You only need water for your seedlings until they get their second set of leaves, then they need fertilizer about once a week. Make sure you use a fertilizer made specifically for the vegetable you want to show because they have different requirements. Don't rely on a commercial potting soil to have the proper nutrients for your vegetables. Even though several brands advertise having six months of fertilizer in their product, don't count on it. Even if they do, it may not be in the proper ratios for your vegetable. Keeping the plant warm with good light and fertilizer will put you well on your way to having an award winning vegetable.
Some plants will need a strong trellis system: cucumbers, indeterminate tomatoes, beans, etc. or at least a support system. The idea is to keep the vegetable off the ground and in the air so they can grow to their full potential and prevent discoloration. It also makes it easier to find the specific fruits for show.

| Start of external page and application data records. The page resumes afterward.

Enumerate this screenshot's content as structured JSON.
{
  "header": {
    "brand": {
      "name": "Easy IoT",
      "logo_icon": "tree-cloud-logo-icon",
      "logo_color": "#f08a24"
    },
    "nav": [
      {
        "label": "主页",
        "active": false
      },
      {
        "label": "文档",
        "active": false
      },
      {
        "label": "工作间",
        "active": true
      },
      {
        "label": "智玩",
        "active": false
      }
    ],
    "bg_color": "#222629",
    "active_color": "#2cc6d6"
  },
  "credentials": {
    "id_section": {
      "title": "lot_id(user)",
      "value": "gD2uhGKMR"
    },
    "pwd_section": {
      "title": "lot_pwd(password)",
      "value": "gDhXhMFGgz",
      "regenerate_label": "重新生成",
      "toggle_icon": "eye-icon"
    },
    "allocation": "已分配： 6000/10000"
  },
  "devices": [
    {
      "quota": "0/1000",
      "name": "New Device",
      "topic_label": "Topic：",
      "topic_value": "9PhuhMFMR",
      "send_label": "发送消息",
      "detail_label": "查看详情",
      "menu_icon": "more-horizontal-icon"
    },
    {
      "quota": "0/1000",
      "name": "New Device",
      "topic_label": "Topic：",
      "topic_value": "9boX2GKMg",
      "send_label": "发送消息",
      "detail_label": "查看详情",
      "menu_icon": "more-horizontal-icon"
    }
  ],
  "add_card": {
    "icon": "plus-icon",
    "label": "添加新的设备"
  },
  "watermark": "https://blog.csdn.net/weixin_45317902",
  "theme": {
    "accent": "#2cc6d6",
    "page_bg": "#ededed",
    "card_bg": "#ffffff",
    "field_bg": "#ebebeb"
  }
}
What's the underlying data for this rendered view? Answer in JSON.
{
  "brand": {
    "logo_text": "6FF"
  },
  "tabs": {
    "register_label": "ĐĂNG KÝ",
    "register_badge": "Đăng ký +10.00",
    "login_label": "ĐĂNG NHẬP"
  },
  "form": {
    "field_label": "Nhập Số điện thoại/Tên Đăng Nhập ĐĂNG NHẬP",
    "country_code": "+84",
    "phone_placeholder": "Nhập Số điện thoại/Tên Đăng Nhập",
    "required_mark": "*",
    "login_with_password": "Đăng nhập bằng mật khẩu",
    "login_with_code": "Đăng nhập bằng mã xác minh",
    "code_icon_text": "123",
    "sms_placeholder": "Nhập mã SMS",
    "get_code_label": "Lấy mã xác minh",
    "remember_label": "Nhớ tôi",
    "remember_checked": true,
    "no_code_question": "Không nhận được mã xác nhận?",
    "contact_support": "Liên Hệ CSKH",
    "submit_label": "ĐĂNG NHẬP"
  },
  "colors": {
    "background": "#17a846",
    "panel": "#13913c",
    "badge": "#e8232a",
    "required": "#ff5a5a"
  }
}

When you plant, make sure to give your show plants a little more space than what is required so they have plenty of room to grow. If you can grow the plants indoors you'll have a better chance of missing the hail that always seems to come right before harvest. You can build a small greenhouse (maybe 10 x 10 or smaller) very cheaply or even buy a small one just for your show plants. Be sure to mulch the plants to regulate the temperature on the roots and keep the soil damp but not wet.
Most veggies shown at our fair are shown as one specific fruit or as a group. For either method, pick the very best fruit to enter, those with no blemishes, no dings, and no discoloration. You also need to be aware of what day the judging will occur and do your best to plan to have the veggie at its peak ripeness on that day. You may have to pick veggies (such as tomatoes) right before they are ripe so they ripen on the correct day. Like I said, a little luck helps. If your showing a group (usually three or five), make sure they look as much alike as possible, same length, same thickness, same diameter, etc. and place them exactly how the Fair Book says. And don't forget the labeling. You have to use labels provided by the Fair. Fill them out, legibly, and place them in accordance with the instructions.
Following these simple and basic guidelines will take you a long way to having some of the best vegetables at the fair. I hope many of you will come out and compete at the fair this year. Even if it isn't vegetables, pick a class that suits you and enter. It's free, fun, and you may even meet some new friends. And who knows, you could even be named "Best of Class". If you have any questions, ask a Master Gardener, it's what we do. See you at the fair!